The reality in the uk after a decade of mass migration is that the country is not coping well with this influx. It's not based on xenophobia but on the real life experiences of people who struggle to find well paid work and get a doctor's appointment. We are a country of 65 million people on a small island the size of Collarado. Our land mass is half the size of France which has the same sized population. Big increases in population have a big and more immediate impact than elsewhere. In the EU we had the option to travel to other countries to escape the worst effects of the migration but is that really what the EU is about, letting one group of migrants squeeze a host society so much that they chose to leave? England has the same population density as India and it's no surprise that the Netherlands is also divided on the eu because it is even more densely populated.

Germany's population is dropping sharply - you need more people to move there. We need less migrants, but we do need them. This article shows that the UK is a popular choice for migrants due to language and cultural attractions. The level of migration into the uk is unsustainable and this is why we have the wrong result in the referendum. The U.K. is not an ethic grouping or tribe of people - it's a space for likeminded people to live in. The trouble is there's just not enough space for everyone who wants to come and share it.

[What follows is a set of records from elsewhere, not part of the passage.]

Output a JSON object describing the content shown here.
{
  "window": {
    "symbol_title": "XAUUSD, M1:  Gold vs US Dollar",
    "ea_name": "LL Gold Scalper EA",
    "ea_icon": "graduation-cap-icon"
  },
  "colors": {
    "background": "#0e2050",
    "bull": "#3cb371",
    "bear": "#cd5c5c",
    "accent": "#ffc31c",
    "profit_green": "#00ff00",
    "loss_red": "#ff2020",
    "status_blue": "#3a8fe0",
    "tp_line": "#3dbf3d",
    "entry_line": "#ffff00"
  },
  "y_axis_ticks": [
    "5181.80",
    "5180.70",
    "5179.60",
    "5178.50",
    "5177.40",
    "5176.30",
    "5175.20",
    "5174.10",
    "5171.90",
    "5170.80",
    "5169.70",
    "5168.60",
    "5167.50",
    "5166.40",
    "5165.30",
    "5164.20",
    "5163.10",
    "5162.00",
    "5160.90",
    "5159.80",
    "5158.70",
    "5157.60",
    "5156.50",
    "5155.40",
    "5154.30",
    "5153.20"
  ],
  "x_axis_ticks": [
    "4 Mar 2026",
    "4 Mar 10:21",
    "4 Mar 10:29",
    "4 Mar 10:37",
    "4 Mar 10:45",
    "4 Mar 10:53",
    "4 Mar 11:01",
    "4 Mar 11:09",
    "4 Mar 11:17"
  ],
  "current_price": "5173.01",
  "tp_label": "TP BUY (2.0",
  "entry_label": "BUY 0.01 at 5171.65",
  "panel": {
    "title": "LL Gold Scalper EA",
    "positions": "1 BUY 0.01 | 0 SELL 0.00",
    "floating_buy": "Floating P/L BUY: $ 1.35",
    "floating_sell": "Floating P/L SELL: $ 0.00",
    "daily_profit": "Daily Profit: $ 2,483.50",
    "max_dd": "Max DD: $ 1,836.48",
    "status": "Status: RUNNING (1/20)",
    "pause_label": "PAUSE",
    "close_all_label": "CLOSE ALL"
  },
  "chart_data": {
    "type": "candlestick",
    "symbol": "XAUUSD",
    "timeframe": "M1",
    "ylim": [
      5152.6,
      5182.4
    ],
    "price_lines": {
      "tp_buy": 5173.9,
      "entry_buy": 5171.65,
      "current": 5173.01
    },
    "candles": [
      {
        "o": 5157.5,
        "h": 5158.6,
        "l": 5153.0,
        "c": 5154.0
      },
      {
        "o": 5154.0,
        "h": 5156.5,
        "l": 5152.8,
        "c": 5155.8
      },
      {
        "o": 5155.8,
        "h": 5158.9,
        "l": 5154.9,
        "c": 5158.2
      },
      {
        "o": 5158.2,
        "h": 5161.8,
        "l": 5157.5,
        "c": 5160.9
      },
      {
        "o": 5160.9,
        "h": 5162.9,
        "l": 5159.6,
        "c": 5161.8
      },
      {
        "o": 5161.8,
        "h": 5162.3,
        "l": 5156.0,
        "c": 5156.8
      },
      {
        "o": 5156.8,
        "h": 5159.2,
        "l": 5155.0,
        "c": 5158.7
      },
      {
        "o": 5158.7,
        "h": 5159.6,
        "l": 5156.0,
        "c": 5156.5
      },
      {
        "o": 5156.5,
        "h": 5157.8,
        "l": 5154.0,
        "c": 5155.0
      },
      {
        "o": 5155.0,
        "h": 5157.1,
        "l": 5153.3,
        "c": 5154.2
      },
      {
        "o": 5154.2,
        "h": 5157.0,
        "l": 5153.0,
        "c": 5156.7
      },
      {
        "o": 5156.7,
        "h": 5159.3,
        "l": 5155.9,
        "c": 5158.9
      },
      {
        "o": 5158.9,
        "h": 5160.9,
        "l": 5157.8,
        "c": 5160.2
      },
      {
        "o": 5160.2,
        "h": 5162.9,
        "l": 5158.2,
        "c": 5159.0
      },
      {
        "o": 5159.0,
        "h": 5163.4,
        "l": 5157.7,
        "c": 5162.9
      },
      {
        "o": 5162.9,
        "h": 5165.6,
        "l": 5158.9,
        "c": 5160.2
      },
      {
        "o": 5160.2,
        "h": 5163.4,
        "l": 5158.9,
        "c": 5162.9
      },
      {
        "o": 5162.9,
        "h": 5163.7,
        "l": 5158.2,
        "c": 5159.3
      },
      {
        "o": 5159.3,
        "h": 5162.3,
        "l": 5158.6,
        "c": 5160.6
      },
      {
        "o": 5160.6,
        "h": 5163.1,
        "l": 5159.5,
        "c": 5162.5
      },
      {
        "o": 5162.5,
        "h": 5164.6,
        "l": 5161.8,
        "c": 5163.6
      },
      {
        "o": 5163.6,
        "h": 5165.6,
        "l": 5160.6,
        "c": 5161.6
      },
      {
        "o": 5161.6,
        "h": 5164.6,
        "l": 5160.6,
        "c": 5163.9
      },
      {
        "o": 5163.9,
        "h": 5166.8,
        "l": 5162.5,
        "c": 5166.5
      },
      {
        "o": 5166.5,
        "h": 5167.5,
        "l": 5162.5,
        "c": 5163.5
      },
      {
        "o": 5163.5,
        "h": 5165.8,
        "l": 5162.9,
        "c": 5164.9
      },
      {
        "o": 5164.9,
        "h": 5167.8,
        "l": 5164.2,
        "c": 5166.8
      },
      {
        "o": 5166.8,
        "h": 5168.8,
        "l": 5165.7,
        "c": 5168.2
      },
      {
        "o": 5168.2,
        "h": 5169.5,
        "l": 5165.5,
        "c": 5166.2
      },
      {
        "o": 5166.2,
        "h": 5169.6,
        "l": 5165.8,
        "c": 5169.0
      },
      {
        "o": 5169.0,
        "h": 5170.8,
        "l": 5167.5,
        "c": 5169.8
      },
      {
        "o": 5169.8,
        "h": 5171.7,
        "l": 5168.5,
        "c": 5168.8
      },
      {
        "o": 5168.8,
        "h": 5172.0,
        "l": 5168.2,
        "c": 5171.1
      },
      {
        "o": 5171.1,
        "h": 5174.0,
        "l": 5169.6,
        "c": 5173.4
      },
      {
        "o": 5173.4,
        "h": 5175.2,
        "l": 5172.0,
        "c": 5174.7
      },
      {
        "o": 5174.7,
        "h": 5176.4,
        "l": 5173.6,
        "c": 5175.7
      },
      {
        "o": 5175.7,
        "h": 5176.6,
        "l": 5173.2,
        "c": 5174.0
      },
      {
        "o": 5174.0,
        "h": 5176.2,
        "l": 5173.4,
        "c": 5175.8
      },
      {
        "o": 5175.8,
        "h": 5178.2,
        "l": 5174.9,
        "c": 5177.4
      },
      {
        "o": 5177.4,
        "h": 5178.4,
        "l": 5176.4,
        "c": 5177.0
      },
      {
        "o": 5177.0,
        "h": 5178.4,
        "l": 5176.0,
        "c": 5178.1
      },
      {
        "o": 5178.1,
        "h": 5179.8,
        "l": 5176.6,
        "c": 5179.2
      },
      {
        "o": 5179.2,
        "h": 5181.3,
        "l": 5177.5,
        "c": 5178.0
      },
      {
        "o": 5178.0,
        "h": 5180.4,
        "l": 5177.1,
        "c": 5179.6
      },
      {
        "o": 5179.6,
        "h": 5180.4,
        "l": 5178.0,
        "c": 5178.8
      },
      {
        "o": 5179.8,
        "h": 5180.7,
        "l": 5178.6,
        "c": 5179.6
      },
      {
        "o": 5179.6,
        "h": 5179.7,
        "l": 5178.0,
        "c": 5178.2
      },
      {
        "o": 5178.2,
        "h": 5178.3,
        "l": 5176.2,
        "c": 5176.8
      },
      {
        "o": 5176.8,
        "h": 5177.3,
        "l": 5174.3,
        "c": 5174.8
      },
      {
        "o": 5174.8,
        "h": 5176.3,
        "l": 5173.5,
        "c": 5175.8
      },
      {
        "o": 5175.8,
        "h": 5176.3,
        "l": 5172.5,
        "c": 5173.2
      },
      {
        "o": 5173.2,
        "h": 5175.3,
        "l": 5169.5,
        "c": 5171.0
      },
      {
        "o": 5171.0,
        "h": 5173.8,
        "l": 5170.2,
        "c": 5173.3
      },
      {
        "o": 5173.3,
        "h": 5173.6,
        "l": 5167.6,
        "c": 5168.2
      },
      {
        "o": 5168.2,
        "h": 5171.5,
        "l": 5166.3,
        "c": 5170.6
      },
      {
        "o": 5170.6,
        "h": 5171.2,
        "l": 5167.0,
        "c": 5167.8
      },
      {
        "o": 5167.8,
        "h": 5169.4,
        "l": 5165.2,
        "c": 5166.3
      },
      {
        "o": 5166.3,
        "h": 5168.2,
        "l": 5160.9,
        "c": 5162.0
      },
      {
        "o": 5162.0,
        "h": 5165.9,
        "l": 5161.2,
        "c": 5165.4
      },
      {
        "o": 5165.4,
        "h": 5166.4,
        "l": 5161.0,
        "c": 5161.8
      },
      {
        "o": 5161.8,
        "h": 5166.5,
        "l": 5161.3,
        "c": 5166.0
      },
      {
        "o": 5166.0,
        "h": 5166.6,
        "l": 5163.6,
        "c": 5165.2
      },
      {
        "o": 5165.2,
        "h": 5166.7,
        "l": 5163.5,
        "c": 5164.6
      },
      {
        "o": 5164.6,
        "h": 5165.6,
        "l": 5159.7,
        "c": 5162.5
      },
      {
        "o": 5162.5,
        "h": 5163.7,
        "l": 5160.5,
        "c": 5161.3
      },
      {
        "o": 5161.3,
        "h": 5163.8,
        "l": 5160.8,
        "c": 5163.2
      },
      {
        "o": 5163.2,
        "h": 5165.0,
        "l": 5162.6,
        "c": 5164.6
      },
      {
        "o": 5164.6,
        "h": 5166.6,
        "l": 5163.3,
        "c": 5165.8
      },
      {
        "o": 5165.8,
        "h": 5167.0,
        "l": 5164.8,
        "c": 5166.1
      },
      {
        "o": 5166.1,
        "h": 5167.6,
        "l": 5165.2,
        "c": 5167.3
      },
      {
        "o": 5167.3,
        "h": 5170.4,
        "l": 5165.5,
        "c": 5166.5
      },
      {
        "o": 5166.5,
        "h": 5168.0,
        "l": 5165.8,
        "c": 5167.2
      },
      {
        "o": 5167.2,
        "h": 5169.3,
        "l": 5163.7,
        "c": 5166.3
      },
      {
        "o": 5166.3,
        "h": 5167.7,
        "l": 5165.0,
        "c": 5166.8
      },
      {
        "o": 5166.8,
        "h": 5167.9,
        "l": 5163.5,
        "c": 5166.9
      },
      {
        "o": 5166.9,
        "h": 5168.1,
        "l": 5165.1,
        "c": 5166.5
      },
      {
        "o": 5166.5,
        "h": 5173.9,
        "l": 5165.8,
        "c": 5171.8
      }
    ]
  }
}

It should be free movement of labour in the EU - not free movement of people. People should have a job to come to and they should leave if they don't have a job or means to support themselves or until they gained citizenship after 4 years. I really don't think that is too much to ask for and would allow the UK to remain in the EU.

Edited by Ripley
  • Like 1
Link to post
Share on other sites

Join the conversation

You can post now and register later. If you have an account, sign in now to post with your account.

Guest
Reply to this topic...

×   Pasted as rich text.   Paste as plain text instead

  Only 75 emoji are allowed.

×   Your link has been automatically embedded.   Display as a link instead

×   Your previous content has been restored.   Clear editor

×   You cannot paste images directly. Upload or insert images from URL.

Loading...

×
×
  • Create New...